Reads messages from constituents who are impacted, calls on Congressional colleagues to compromise
Jul 25 2013
Contact: Kevin Hall - (202) 228-6884
U.S. Senator Mark R. Warner (D-VA) read messages on the Senate floor today from several Virginia constituents impacted by sequester cuts and federal employee furloughs, and urged his colleagues to work together to resolve a budget impasse before the fiscal year ends on September 30th.
“I come to the floor today to try to provide real world examples of the damaging impacts caused by our inability to do our jobs,” Sen. Warner told his colleagues. “Our actions – or, in this case, our continued inaction – is having real consequences on real people. In many respects, Virginia is ground zero in terms of the impact of federal employee furloughs, and it is having a destructive effect across our workforce. This is no way to run a business. It’s certainly no way to run an enterprise as large as the federal government.”
Sen. Warner proceeded to read a number of letters and email messages from Virginians, providing a human voice to describe how Congress’ failure to compromise has taken a daily toll on family budgets and workplace morale:
- “Both my husband and I are DoD employees, and we will be taking a 20% gross pay cut for 11 weeks,” wrote a woman who works at the Portsmouth Naval Hospital in Hampton Roads. “My husband and I will be OK, but others are not as fortunate… The single parent on one income is going to struggle to pay for the needs of his or her child. The employee who has had no pay increase in the last three years is going to struggle to pay the mortgage.”
- “I have three children in college, and I am paying for college loans of two children who have graduated,” wrote one federal employee who lives in Woodbridge. “Eleven furlough days don’t sound like much, but over the course of the year the less of nearly $4,000 in income is crucial. If I ran my own budget like this, I would have to fire myself.”
- “The failure of Congress is having a tangible and real negative impact on people’s lives and livelihood,” said a West Point graduate and Iraq War veteran from Hampton Roads. “I do not see leadership, I do not see accountability, and I do not see selfless service that rises above partisan politics.”
- “The morale in our agency is so poor,” wrote a former Army officer now working in Springfield, “that most workers who used to work 10 or 11 hour days are planning to work exactly 8 hours. So the 20% cut is really a much sharper reduction in productivity.”
- “I worked tirelessly throughout undergraduate school, incurring student debt, and then labored 6 years in graduate school to earn my Ph.D.,” added a Navy physicist from Arlington. “I passed up opportunities in private industry to become an employee at the U.S. Naval Research Laboratory, a place where I felt I could give something back to this country. [Since then], I have published papers in some of the most prestigious journals in science, developed and patented new ideas, and worked on research to fight and diagnose diseases and cancers. I’ve also never seen a cost of living adjustment. And now, as my wife and I prepare to start a family, I find myself facing a 20% pay cut with an unknown end date.”

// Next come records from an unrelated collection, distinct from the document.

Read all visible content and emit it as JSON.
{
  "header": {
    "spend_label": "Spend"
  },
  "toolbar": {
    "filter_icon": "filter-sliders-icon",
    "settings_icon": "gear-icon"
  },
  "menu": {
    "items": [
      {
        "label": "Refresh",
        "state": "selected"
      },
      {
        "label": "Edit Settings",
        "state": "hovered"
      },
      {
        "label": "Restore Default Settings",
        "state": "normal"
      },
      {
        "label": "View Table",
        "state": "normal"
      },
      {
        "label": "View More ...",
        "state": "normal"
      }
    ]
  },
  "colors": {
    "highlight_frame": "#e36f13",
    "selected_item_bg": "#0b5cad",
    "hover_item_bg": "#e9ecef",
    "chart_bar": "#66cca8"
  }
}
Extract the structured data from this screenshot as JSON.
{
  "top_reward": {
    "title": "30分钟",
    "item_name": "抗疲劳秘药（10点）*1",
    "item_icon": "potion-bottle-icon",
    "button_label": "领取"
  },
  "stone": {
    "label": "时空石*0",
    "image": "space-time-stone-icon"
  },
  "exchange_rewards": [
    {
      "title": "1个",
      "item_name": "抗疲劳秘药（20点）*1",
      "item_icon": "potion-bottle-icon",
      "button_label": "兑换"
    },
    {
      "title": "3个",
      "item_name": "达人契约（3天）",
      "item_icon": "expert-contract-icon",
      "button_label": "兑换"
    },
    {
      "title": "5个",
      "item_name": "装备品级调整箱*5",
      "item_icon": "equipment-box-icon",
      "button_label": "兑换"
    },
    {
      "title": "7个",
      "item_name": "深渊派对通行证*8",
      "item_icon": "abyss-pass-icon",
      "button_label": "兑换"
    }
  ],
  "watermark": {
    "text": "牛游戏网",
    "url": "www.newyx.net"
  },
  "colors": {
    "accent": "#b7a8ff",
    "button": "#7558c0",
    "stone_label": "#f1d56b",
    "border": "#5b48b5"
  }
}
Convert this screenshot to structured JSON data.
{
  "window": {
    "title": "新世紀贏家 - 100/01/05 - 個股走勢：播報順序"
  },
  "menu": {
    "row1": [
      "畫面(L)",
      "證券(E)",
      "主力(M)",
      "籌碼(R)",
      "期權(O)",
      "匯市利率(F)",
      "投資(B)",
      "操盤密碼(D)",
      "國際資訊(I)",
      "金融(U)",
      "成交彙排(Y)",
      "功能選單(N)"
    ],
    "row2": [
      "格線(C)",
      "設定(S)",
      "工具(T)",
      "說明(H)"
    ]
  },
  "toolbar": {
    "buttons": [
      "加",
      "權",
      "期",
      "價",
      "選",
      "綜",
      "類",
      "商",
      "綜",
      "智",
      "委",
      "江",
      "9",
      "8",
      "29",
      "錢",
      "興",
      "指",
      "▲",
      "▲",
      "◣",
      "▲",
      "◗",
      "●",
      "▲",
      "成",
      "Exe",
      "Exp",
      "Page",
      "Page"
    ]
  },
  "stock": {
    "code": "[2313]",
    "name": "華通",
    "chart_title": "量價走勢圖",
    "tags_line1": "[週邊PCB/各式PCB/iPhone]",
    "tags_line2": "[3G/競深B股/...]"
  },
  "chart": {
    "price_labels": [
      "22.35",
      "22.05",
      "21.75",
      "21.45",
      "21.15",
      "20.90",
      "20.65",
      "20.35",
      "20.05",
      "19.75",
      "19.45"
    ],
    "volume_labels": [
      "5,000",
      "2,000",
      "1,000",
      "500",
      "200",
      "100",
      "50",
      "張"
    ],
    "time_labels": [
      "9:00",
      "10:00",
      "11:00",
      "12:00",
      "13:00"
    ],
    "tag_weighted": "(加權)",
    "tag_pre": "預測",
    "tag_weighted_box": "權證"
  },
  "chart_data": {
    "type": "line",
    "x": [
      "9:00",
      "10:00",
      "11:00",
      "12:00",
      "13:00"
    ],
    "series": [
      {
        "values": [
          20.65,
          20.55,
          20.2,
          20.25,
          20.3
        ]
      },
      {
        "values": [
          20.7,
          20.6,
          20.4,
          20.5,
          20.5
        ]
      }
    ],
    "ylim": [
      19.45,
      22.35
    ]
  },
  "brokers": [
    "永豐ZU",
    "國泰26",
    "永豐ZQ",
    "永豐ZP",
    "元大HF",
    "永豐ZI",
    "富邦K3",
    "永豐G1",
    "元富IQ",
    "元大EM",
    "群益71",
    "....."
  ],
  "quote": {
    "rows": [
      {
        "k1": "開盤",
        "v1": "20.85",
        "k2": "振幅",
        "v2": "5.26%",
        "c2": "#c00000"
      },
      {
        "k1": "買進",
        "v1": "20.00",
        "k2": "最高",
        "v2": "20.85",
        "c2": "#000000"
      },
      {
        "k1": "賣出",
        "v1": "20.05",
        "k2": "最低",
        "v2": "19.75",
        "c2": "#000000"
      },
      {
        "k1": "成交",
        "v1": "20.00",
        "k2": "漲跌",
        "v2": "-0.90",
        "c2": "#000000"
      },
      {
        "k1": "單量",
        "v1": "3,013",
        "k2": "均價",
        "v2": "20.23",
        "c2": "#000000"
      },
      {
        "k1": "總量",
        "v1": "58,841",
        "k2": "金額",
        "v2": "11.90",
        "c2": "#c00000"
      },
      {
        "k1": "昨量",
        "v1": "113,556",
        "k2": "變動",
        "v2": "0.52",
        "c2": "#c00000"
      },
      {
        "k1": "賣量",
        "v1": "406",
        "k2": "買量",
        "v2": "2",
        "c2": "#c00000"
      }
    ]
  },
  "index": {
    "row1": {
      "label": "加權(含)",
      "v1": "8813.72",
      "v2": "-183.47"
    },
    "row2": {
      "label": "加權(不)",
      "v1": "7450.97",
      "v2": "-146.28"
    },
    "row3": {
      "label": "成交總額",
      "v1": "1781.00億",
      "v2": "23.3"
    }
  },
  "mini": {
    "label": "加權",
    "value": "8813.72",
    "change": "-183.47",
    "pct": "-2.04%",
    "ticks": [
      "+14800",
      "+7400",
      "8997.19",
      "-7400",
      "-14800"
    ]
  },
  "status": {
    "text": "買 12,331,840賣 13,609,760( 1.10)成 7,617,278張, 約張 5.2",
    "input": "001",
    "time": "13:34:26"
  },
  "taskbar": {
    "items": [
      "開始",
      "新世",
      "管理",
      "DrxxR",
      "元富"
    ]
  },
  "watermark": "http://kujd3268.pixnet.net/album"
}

- A military firefighter at the Army’s Fort Lee in Petersburg writes, “Apparently, there is little concern for the firefighters and their families, not to mention the rest of the government employees throughout the country. This includes an obvious lack of concern for the health, safety, and welfare of our troops as well as their families! Cutting fire and medical services by furloughing firefighters proves my point.”
- "Three years of pay freeze followed by a furlough seriously makes me question if this is where I want to spend the rest of my career. I intend to utilize my extra time this summer and fall exploring non-government career opportunities," wrote one Navy employee from the Fredericksburg area.
“What I find striking about these messages is this,” Sen. Warner concluded. “These federal workers are not talking about “red team” or ‘blue team.’ They’re not making a distinction between members of the House and members of the Senate. Their disappointment and anger is directed at the entire Congress. It is not healthy for our democracy when more than 90% of Americans disapprove of our actions.”
“I will keep fighting for the significant federal workforce that resides in the Commonwealth of Virginia,” he continued. “I will continue coming to this floor and providing examples of real world impacts of the sequester. I will continue reaching out to my colleagues anywhere I find them to argue for a responsible budget plan.”
Since joining the Senate in 2009, Sen. Warner has been a consistent advocate for federal workers and Virginia’s military families and veterans. In 2010, he co-founded the bipartisan Gang of Six, which worked for two years in an effort to find common ground on solutions to our nation’s deficits and debt. As chairman of the Budget Committee’s Task Force on Government Performance, Sen. Warner has worked to bring greater efficiency, accountability and transparency to government programs and spending.